India’s manufacturing segment is a crucial cog in the wheel of economic progress; the sector’s contribution to the gross domestic product (GDP) being 16 per cent. With the passage of time post 1990-economic liberalisation era, India has well realised the importance of manufacturing for the overall industrial development. In this wake, the Government has also been very pro-active, especially during the last decade.
The recent initiative counts back to the Manufacturing Policy that was announced in 2010. It was followed by the introduction of a systematic Manufacturing Plan for the country, designed with extensive involvement of industry. Now India Inc and the Government are focussing their energies on implementation of this Plan.
The HSBC India Manufacturing Purchasing Managers' Index (PMI) - a measure of factory production - stood at 48.5 in August 2013.
Indian surgical glove market is growing at 15 per cent while the demand for examination gloves has been rising by 20 per cent per annum. St Mary’s is the largest supplier of centrifugal latex under the brand Cenex , a crucial raw material for manufacturing rubber dipped goods like gloves, balloons, condoms and rubber bands.
The multi-category food facility will be the largest chocolate manufacturing plant in India and once completed, it is claiming to become a benchmark in production efficiency, energy saving, emission reduction and community involvement.
A high-level committee on manufacturing, led by Dr Manmohan Singh, the Prime Minister of India, has stated that sustained growth in manufacturing segment is of highest priority for the economy to grow at 8-9 per cent. In order to boost domestic manufacturing, the committee has approved a proposal to make small civilian passenger aircraft indigenously.
The plan envisages an increase in steel production capacity to 300 million tonnes, a 30 per cent increase in textile exports, and domestic manufacturing capabilities in advanced materials, alloys and composites.
Meanwhile, the State Industries Promotion Corporation of Tamil Nadu (Sipcot) and the Tamil Nadu Industrial Development Corporation (Tidco) will be forming a joint-venture (JV) to set-up an industrial park for high-end plastic components manufacturing units in Chennai.
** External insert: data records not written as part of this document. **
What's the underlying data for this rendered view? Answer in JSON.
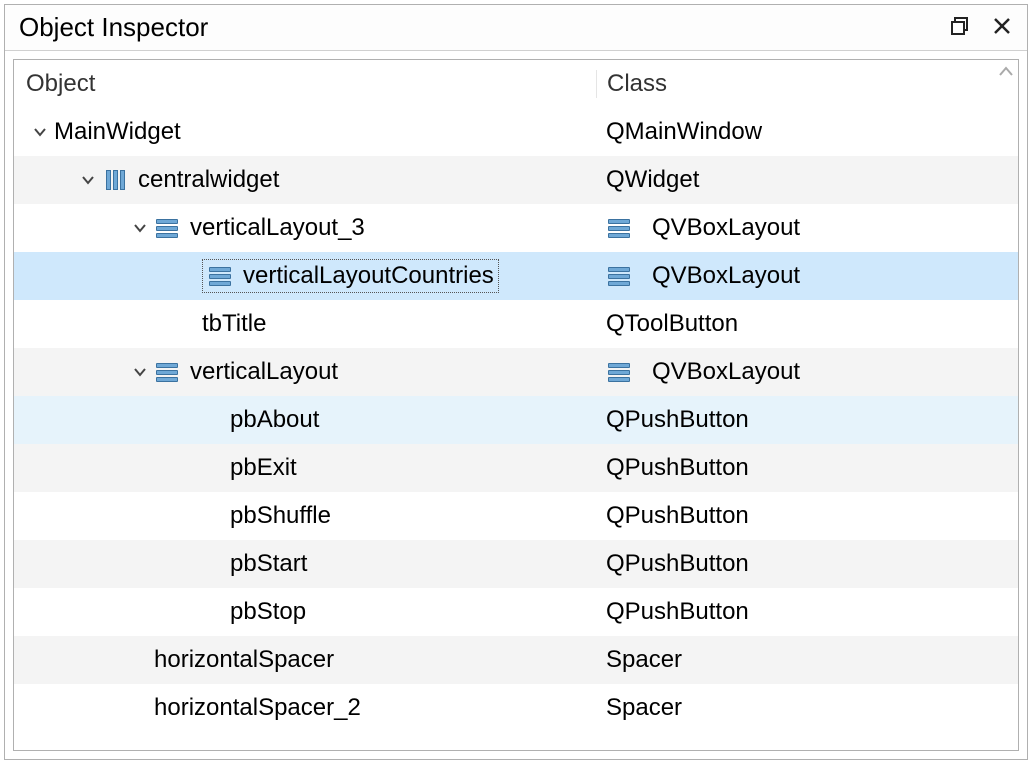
{
  "titlebar": {
    "title": "Object Inspector"
  },
  "headers": {
    "object": "Object",
    "class": "Class"
  },
  "rows": [
    {
      "object": "MainWidget",
      "class": "QMainWindow"
    },
    {
      "object": "centralwidget",
      "class": "QWidget"
    },
    {
      "object": "verticalLayout_3",
      "class": "QVBoxLayout"
    },
    {
      "object": "verticalLayoutCountries",
      "class": "QVBoxLayout"
    },
    {
      "object": "tbTitle",
      "class": "QToolButton"
    },
    {
      "object": "verticalLayout",
      "class": "QVBoxLayout"
    },
    {
      "object": "pbAbout",
      "class": "QPushButton"
    },
    {
      "object": "pbExit",
      "class": "QPushButton"
    },
    {
      "object": "pbShuffle",
      "class": "QPushButton"
    },
    {
      "object": "pbStart",
      "class": "QPushButton"
    },
    {
      "object": "pbStop",
      "class": "QPushButton"
    },
    {
      "object": "horizontalSpacer",
      "class": "Spacer"
    },
    {
      "object": "horizontalSpacer_2",
      "class": "Spacer"
    }
  ]
}
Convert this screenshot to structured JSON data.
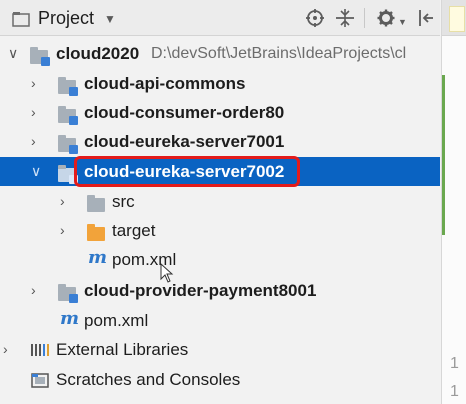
{
  "header": {
    "title": "Project",
    "dropdown_glyph": "▼",
    "icons": [
      "folder-icon",
      "locate-icon",
      "collapse-all-icon",
      "gear-icon",
      "hide-icon"
    ]
  },
  "tree": [
    {
      "label": "cloud2020",
      "path": "D:\\devSoft\\JetBrains\\IdeaProjects\\cl",
      "expanded": true,
      "type": "module"
    },
    {
      "label": "cloud-api-commons",
      "expanded": false,
      "type": "module"
    },
    {
      "label": "cloud-consumer-order80",
      "expanded": false,
      "type": "module"
    },
    {
      "label": "cloud-eureka-server7001",
      "expanded": false,
      "type": "module"
    },
    {
      "label": "cloud-eureka-server7002",
      "expanded": true,
      "type": "module",
      "selected": true
    },
    {
      "label": "src",
      "expanded": false,
      "type": "folder"
    },
    {
      "label": "target",
      "expanded": false,
      "type": "excluded-folder"
    },
    {
      "label": "pom.xml",
      "type": "maven"
    },
    {
      "label": "cloud-provider-payment8001",
      "expanded": false,
      "type": "module"
    },
    {
      "label": "pom.xml",
      "type": "maven"
    },
    {
      "label": "External Libraries",
      "expanded": false,
      "type": "libraries"
    },
    {
      "label": "Scratches and Consoles",
      "type": "scratches"
    }
  ],
  "gutter": {
    "line_numbers": [
      "1",
      "1"
    ]
  },
  "colors": {
    "selection": "#0a63c2",
    "callout": "#e31b1b",
    "folder": "#a7b0b9",
    "target_folder": "#f2a33a",
    "maven": "#2f78c9"
  }
}
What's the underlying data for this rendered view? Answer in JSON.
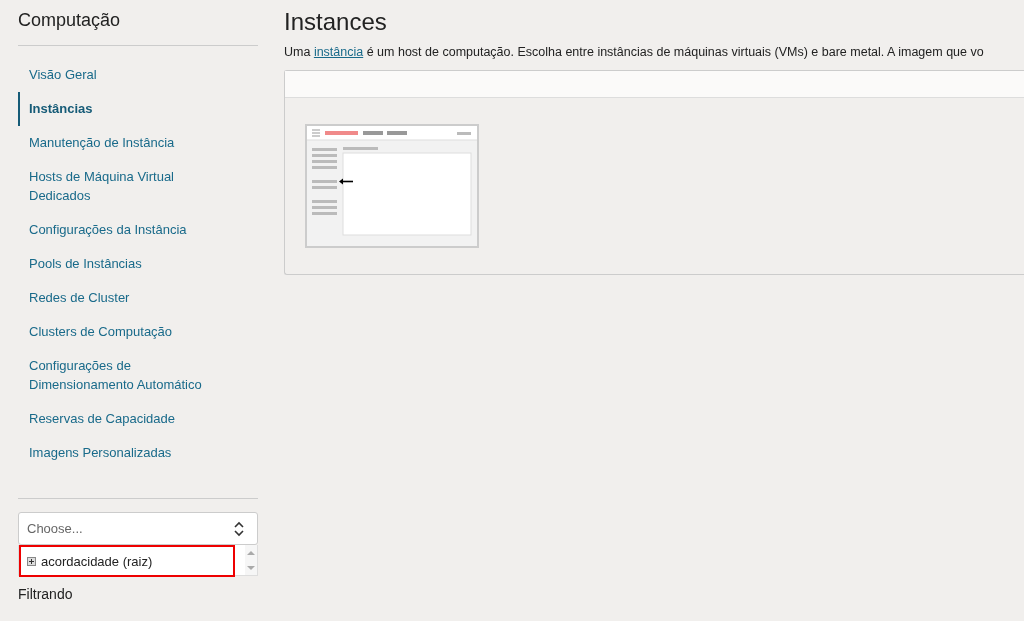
{
  "sidebar": {
    "title": "Computação",
    "items": [
      {
        "label": "Visão Geral",
        "selected": false
      },
      {
        "label": "Instâncias",
        "selected": true
      },
      {
        "label": "Manutenção de Instância",
        "selected": false
      },
      {
        "label": "Hosts de Máquina Virtual Dedicados",
        "selected": false
      },
      {
        "label": "Configurações da Instância",
        "selected": false
      },
      {
        "label": "Pools de Instâncias",
        "selected": false
      },
      {
        "label": "Redes de Cluster",
        "selected": false
      },
      {
        "label": "Clusters de Computação",
        "selected": false
      },
      {
        "label": "Configurações de Dimensionamento Automático",
        "selected": false
      },
      {
        "label": "Reservas de Capacidade",
        "selected": false
      },
      {
        "label": "Imagens Personalizadas",
        "selected": false
      }
    ],
    "compartment_select": {
      "placeholder": "Choose...",
      "options": [
        {
          "label": "acordacidade (raiz)",
          "highlighted": true
        }
      ]
    },
    "filter_heading": "Filtrando"
  },
  "main": {
    "title": "Instances",
    "description_before": "Uma",
    "description_link": "instância",
    "description_after": "é um host de computação. Escolha entre instâncias de máquinas virtuais (VMs) e bare metal. A imagem que vo"
  }
}
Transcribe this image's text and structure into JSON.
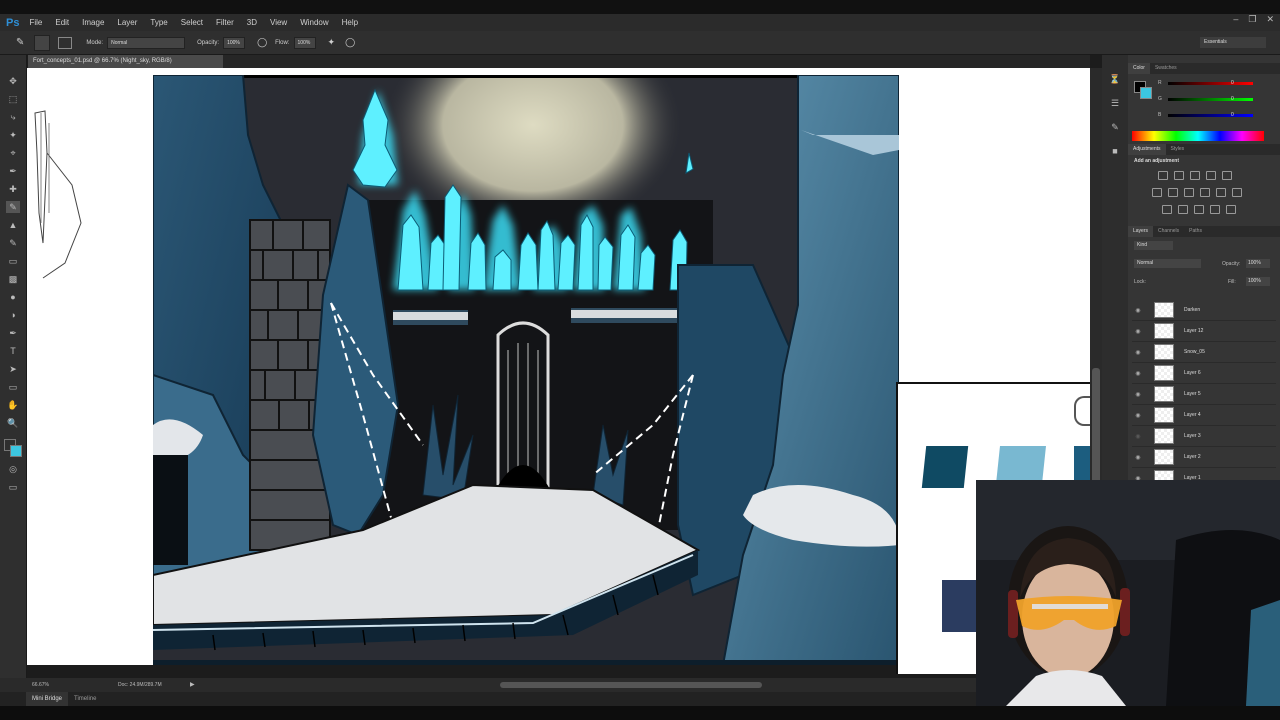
{
  "app": {
    "logo": "Ps"
  },
  "menu": [
    "File",
    "Edit",
    "Image",
    "Layer",
    "Type",
    "Select",
    "Filter",
    "3D",
    "View",
    "Window",
    "Help"
  ],
  "options_bar": {
    "mode_label": "Mode:",
    "mode_value": "Normal",
    "opacity_label": "Opacity:",
    "opacity_value": "100%",
    "flow_label": "Flow:",
    "flow_value": "100%",
    "workspace": "Essentials"
  },
  "document": {
    "tab": "Fort_concepts_01.psd @ 66.7% (Night_sky, RGB/8)"
  },
  "color_panel": {
    "tabs": [
      "Color",
      "Swatches"
    ],
    "r": "0",
    "g": "0",
    "b": "0",
    "foreground": "#000000",
    "background": "#3cc6e0"
  },
  "adjustments_panel": {
    "tabs": [
      "Adjustments",
      "Styles"
    ],
    "heading": "Add an adjustment"
  },
  "layers_panel": {
    "tabs": [
      "Layers",
      "Channels",
      "Paths"
    ],
    "filter": "Kind",
    "blend_mode": "Normal",
    "opacity_label": "Opacity:",
    "opacity_value": "100%",
    "lock_label": "Lock:",
    "fill_label": "Fill:",
    "fill_value": "100%",
    "layers": [
      "Darken",
      "Layer 12",
      "Snow_05",
      "Layer 6",
      "Layer 5",
      "Layer 4",
      "Layer 3",
      "Layer 2",
      "Layer 1"
    ]
  },
  "status": {
    "zoom": "66.67%",
    "doc": "Doc: 24.9M/289.7M"
  },
  "bottom_tabs": [
    "Mini Bridge",
    "Timeline"
  ],
  "colors": {
    "accent": "#3cc6e0",
    "panel": "#353535",
    "chrome": "#2b2b2b"
  }
}
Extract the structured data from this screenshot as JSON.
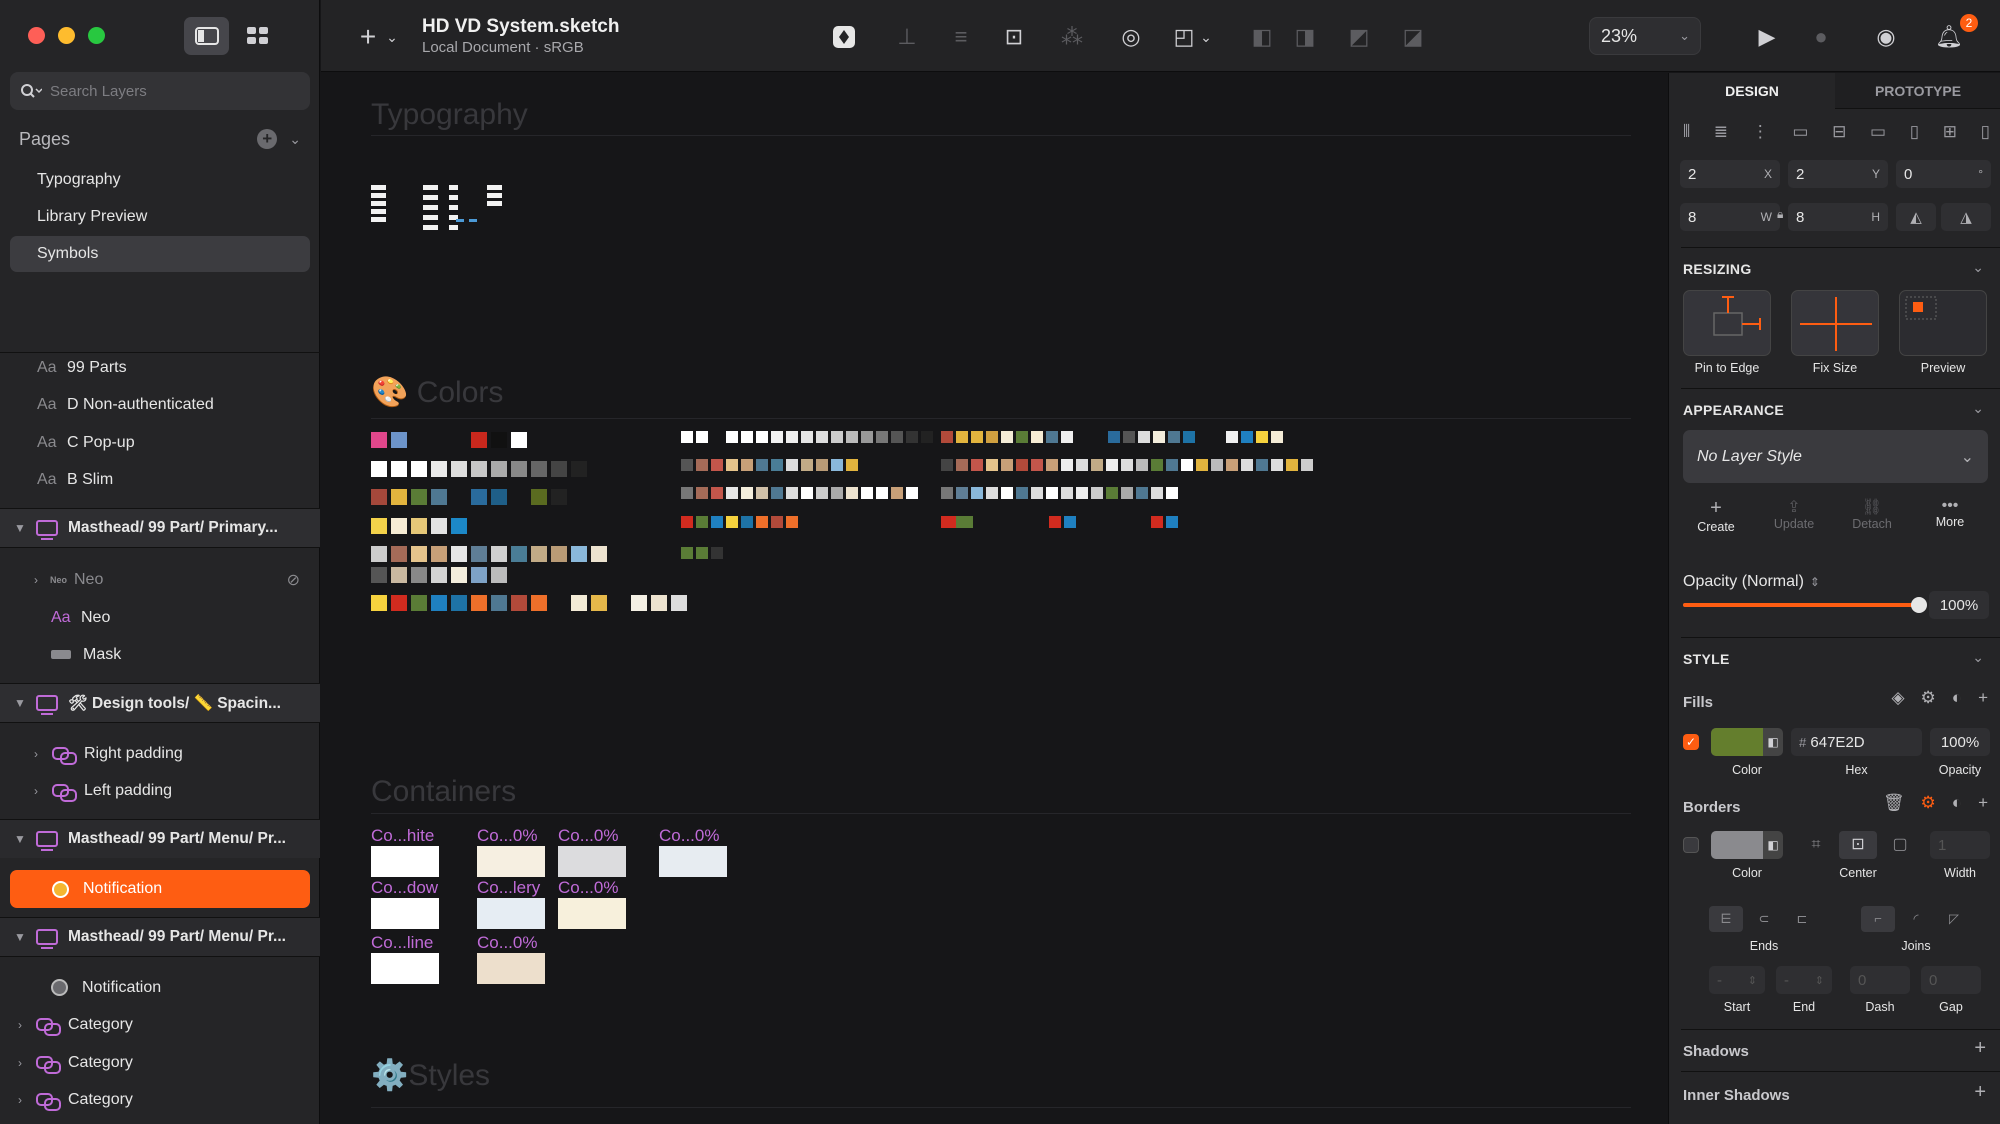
{
  "window": {
    "doc_title": "HD VD System.sketch",
    "doc_subtitle": "Local Document · sRGB",
    "zoom": "23%",
    "notification_count": "2"
  },
  "sidebar": {
    "search_placeholder": "Search Layers",
    "pages_label": "Pages",
    "pages": [
      "Typography",
      "Library Preview",
      "Symbols"
    ],
    "layers": [
      {
        "kind": "text",
        "label": "99 Parts",
        "prefix": "Aa"
      },
      {
        "kind": "text",
        "label": "D Non-authenticated",
        "prefix": "Aa"
      },
      {
        "kind": "text",
        "label": "C Pop-up",
        "prefix": "Aa"
      },
      {
        "kind": "text",
        "label": "B Slim",
        "prefix": "Aa"
      },
      {
        "kind": "artboard",
        "label": "Masthead/ 99 Part/ Primary..."
      },
      {
        "kind": "group",
        "label": "Neo"
      },
      {
        "kind": "text",
        "label": "Neo",
        "prefix": "Aa"
      },
      {
        "kind": "rect",
        "label": "Mask"
      },
      {
        "kind": "artboard",
        "label": "🛠 Design tools/ 📏 Spacin..."
      },
      {
        "kind": "symbol",
        "label": "Right padding"
      },
      {
        "kind": "symbol",
        "label": "Left padding"
      },
      {
        "kind": "artboard",
        "label": "Masthead/ 99 Part/ Menu/ Pr..."
      },
      {
        "kind": "selected",
        "label": "Notification"
      },
      {
        "kind": "artboard",
        "label": "Masthead/ 99 Part/ Menu/ Pr..."
      },
      {
        "kind": "oval",
        "label": "Notification"
      },
      {
        "kind": "symbol",
        "label": "Category"
      },
      {
        "kind": "symbol",
        "label": "Category"
      },
      {
        "kind": "symbol",
        "label": "Category"
      }
    ]
  },
  "canvas": {
    "sections": [
      "Typography",
      "🎨 Colors",
      "Containers",
      "⚙️Styles"
    ],
    "containers": [
      {
        "label": "Co...hite",
        "color": "#ffffff"
      },
      {
        "label": "Co...0%",
        "color": "#f6efe1"
      },
      {
        "label": "Co...0%",
        "color": "#dcdcde"
      },
      {
        "label": "Co...0%",
        "color": "#e7ecf1"
      },
      {
        "label": "Co...dow",
        "color": "#ffffff"
      },
      {
        "label": "Co...lery",
        "color": "#e6edf3"
      },
      {
        "label": "Co...0%",
        "color": "#f7f0dc"
      },
      {
        "label": "Co...line",
        "color": "#ffffff"
      },
      {
        "label": "Co...0%",
        "color": "#eddfcc"
      }
    ]
  },
  "inspector": {
    "tabs": [
      "DESIGN",
      "PROTOTYPE"
    ],
    "x": "2",
    "y": "2",
    "rotation": "0",
    "w": "8",
    "h": "8",
    "x_sfx": "X",
    "y_sfx": "Y",
    "rot_sfx": "°",
    "w_sfx": "W",
    "h_sfx": "H",
    "resizing": "RESIZING",
    "pin_to_edge": "Pin to Edge",
    "fix_size": "Fix Size",
    "preview": "Preview",
    "appearance": "APPEARANCE",
    "layer_style": "No Layer Style",
    "create": "Create",
    "update": "Update",
    "detach": "Detach",
    "more": "More",
    "opacity_label": "Opacity (Normal)",
    "opacity_value": "100%",
    "opacity_level": 1.0,
    "style": "STYLE",
    "fills": "Fills",
    "fill_hex": "647E2D",
    "fill_opacity": "100%",
    "fill_color": "#647E2D",
    "color_lbl": "Color",
    "hex_lbl": "Hex",
    "opacity_lbl": "Opacity",
    "borders": "Borders",
    "center_lbl": "Center",
    "width_lbl": "Width",
    "border_width": "1",
    "ends": "Ends",
    "joins": "Joins",
    "start": "Start",
    "end": "End",
    "dash": "Dash",
    "gap": "Gap",
    "dash_val": "0",
    "gap_val": "0",
    "shadows": "Shadows",
    "inner_shadows": "Inner Shadows"
  },
  "colors": {
    "accent": "#FE5D12",
    "symbol": "#C06BD8"
  }
}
The total project cost is estimated to be around Rs 243 crore (US$ 38.2 million) and Tidco is seeking Rs 40 crore (US$ 6.29 million) grant from the Department of Chemicals and Petrochemicals, Government of India.
The industrial park will be equipped with infrastructural facilities for investors intending to set up medium and small-scale units for manufacturing high-end engineering plastics, auto components and machines for making such plastic products. Since Chennai is increasingly becoming a hub for such products, the new industrial park is expected to attract significant investments.
Also, in a bid to encourage growth of the electronics manufacturing sector and curb dependence on imported components, the Government has recently approved three projects worth Rs 200 crore (US$ 31.44 million) under the Electronic Manufacturing Clusters (EMC) scheme.
The investment proposals were sent by the Electronic Industries Association of India (ELCINA) and the Madhya Pradesh State Electronics Corporation (MPSEDC).
McKinsey & Company believes that Indian manufacturers have started operating at par with their international counterparts. The country’s increasing manufacturing exports, coupled with economic expansion (at almost 7 per cent per annum) gives a golden chance to Indian manufacturers to demonstrate their mettle. The sector is well positioned to derive benefits from favourable demographics, supportive Government policies, availability of cost-effective labour and rising income levels.
It is estimated that rising domestic demand in India, along with the multinationals’ desire to enhance their footprint in the sub-continent, could boost the country’s manufacturing sector to grow six-fold by 2025, to US$ 1 trillion, while creating up to 90 million domestic jobs. Also, owing to availability of massive workforce, a robust supply base, and access to natural resources needed in production (such as iron ore and aluminium for engineered goods, cotton for textiles, and coal for power generation), India is definitely poised to become a viable manufacturing alternative to China across the sectors. Not only that, if the resources are efficiently utilised, India might even dominate some skill-intensive manufacturing sectors in the years to come.
Exchange Rate Used: INR 1 = US$ 0.01572 as on September 13, 2013
References: Media Reports, Press Releases, McKinsey publication